The European Union alone spends €700bn (£624 bn) annually on chronic disease management. Healthcare systems, which were initially designed for single disease states, are now required to manage polypharmacy and to also coordinate care. This is an unprecedented challenge. Now, policymakers are developing new care ecosystems, increasingly driven by home care and patient self-management.
There are thousands of health interventions on the market designed to improve patient outcomes – most of them digital. Demand is still growing as more patients, carers and healthcare professionals find themselves navigating complex disease states. Luckily, our learning from behavioural science and its applications has progressed significantly during the last decade and there is growing evidence of what works and does not.
In pharma, our data-rich, evidence-based and technology-driven heritage allows us to translate our learning into brand initiatives that ensure we can develop our brands in complex markets and situations.
At Blue Latitude Health, we apply this novel thinking to launch excellence and service design. Here, we outline how this knowledge can help navigate complex markets, helping our clients to improve care and health outcomes, while optimising brand success.
Today’s healthcare world relies on a perfect storm of scientific understanding of human behaviour, the public salience of complexity of care, and progress in artificial intelligence. Behavioural science teaches us that patients and healthcare professionals alike are fundamentally people.
Behavioural insights, captured in context, give us a detailed understanding of the true dimensions of stakeholders’ behaviours and possible implications on care.

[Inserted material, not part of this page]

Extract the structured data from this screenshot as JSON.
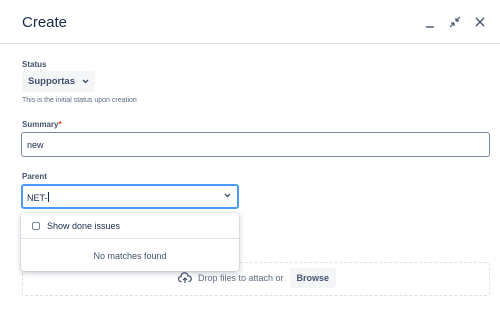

We are all savvy, demanding, and our expectations of treatments and interventions are soaring. We expect support, digital or otherwise, to be user-friendly, fit into our lifestyles and provide ongoing feedback.

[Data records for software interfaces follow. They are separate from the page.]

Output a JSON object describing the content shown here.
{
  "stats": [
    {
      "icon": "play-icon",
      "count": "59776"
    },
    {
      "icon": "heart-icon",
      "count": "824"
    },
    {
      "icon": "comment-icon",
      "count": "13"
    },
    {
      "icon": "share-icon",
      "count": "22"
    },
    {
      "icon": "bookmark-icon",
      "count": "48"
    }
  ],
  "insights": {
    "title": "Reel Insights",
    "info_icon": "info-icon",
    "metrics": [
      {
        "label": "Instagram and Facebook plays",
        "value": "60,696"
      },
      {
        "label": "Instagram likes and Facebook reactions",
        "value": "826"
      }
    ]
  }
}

Behavioural theory uncovers true customer insights and shapes brand solutions, which are powerful tools in complex situations. For example, let’s consider the 50 million multimorbidity patients in Europe. They pose a multi-dimensional challenge, from maintaining adherence to poly-medication and managing diseases across disease states, to delivering adequate care at population, sub-group, or individual levels.

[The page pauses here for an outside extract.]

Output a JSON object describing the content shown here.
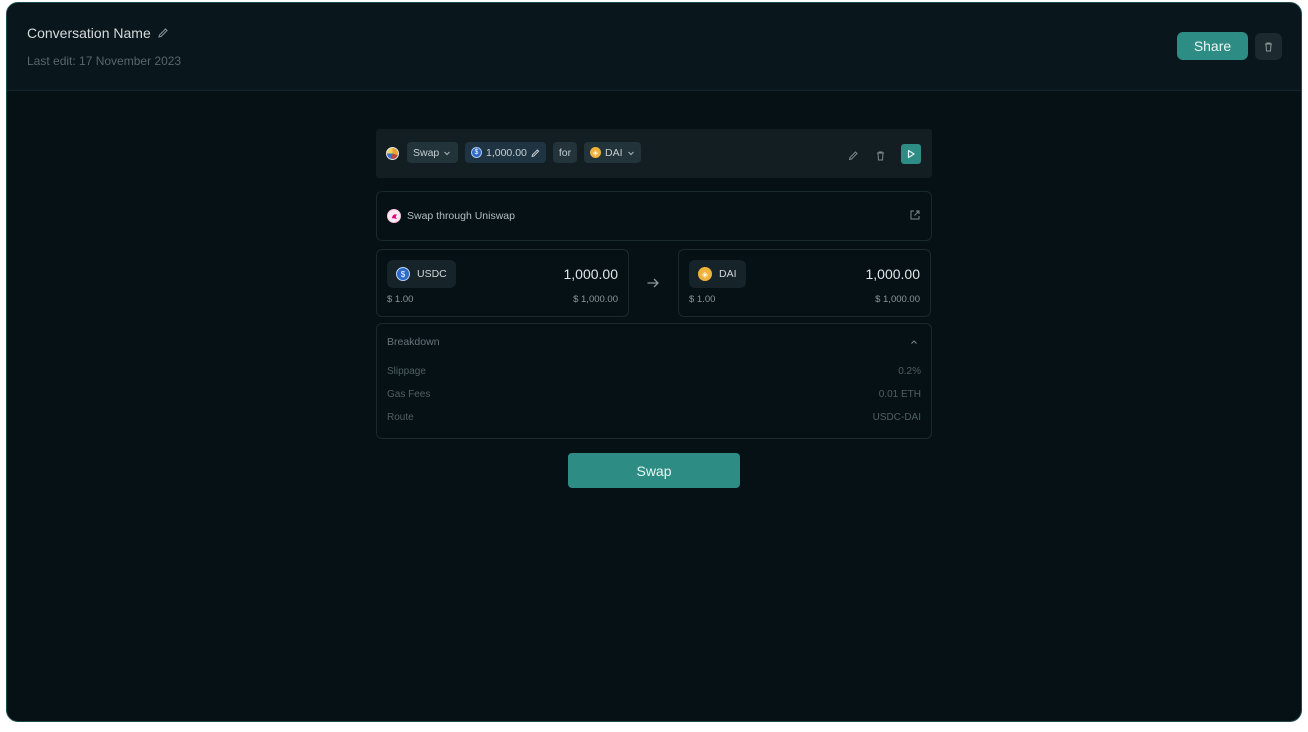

The EU-funded Horizon 2020 Digital Health Research Programme, ProAct2020 (Advancing Proactive Digital Integrated Care) aims to develop and evaluate a digital integrated care system to support older adults living with multimorbidity (multiple chronic conditions). ProAct uses behavioural insights to frame, inform and guide its work, and the power of artificial intelligence to align big and small data, ensuring the identification of appropriate care interventions. It is a live and topical pilot example of the perfect storm in action.
Pharma brands can take advantage of the behavioural insights approach to meet needs and expectations of multiple stakeholders. To do this, our Insight and Customer Experience teams use their extensive experience of behavioural change in complex situations and their deep understanding of the power of insight to help pharma organisations develop strong brand strategies and plans in complex scenarios.
|9th July 2019
Dr Stuart Adams specialises in using T-cell therapy to treat paediatric patients at Great Ormond Street Hospital. Here, he explains what it was like to develop and deliver a groundbreaking CAR-T therapy for the first patient in Europe, and how the centre of excellence has adapted to make precision medicine a reality
|20th June 2019
Dr Mark Moasser treated breast cancer survivor Laura Holmes-Haddad (interviewed in part one) with an innovative precision medicine, which at the time was yet to be approved. Here he gives his side of the story and explains how industry can help oncologists treat more patients with targeted therapies.